▸ **WHAT YOU ARE ASKED TO DO**
Count every line in the entries that follow where the word "label" appears, then state only the total.

******************************

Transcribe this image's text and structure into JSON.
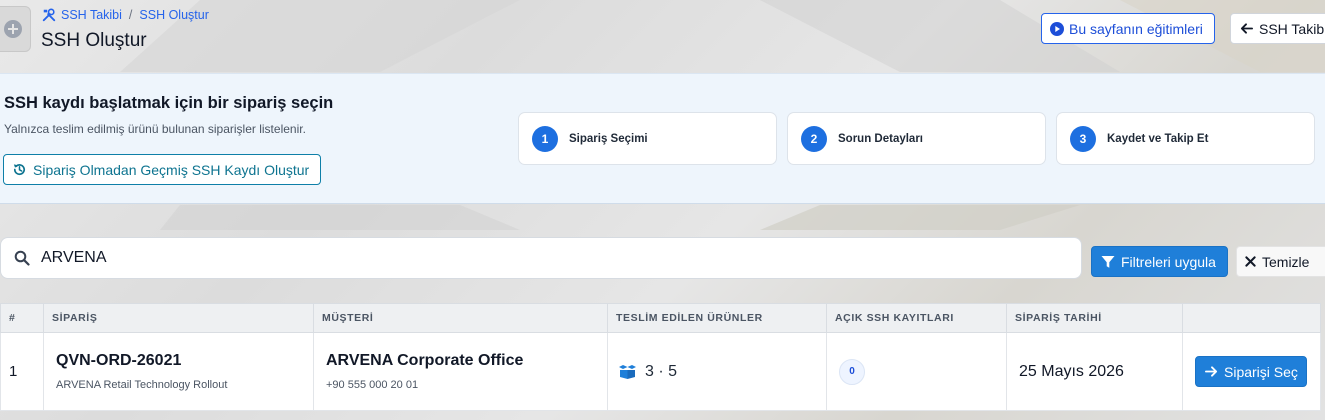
{
  "header": {
    "breadcrumb": [
      {
        "label": "SSH Takibi",
        "icon": "tools-icon"
      },
      {
        "label": "SSH Oluştur"
      }
    ],
    "breadcrumb_separator": "/",
    "title": "SSH Oluştur",
    "training_button": "Bu sayfanın eğitimleri",
    "back_button": "SSH Takibi"
  },
  "intro": {
    "title": "SSH kaydı başlatmak için bir sipariş seçin",
    "subtitle": "Yalnızca teslim edilmiş ürünü bulunan siparişler listelenir.",
    "history_button": "Sipariş Olmadan Geçmiş SSH Kaydı Oluştur",
    "steps": [
      {
        "number": "1",
        "label": "Sipariş Seçimi"
      },
      {
        "number": "2",
        "label": "Sorun Detayları"
      },
      {
        "number": "3",
        "label": "Kaydet ve Takip Et"
      }
    ]
  },
  "filters": {
    "search_value": "ARVENA",
    "apply_button": "Filtreleri uygula",
    "clear_button": "Temizle"
  },
  "table": {
    "columns": [
      "#",
      "SİPARİŞ",
      "MÜŞTERİ",
      "TESLİM EDİLEN ÜRÜNLER",
      "AÇIK SSH KAYITLARI",
      "SİPARİŞ TARİHİ",
      ""
    ],
    "rows": [
      {
        "index": "1",
        "order_code": "QVN-ORD-26021",
        "order_name": "ARVENA Retail Technology Rollout",
        "customer_name": "ARVENA Corporate Office",
        "customer_phone": "+90 555 000 20 01",
        "delivered": "3 · 5",
        "open_ssh": "0",
        "order_date": "25 Mayıs 2026",
        "select_button": "Siparişi Seç"
      }
    ]
  },
  "colors": {
    "primary": "#1f7fd9",
    "link": "#2563eb",
    "history": "#0e7490",
    "panel_bg": "#eef5fc"
  }
}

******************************

▸ **YOUR RESPONSE**
5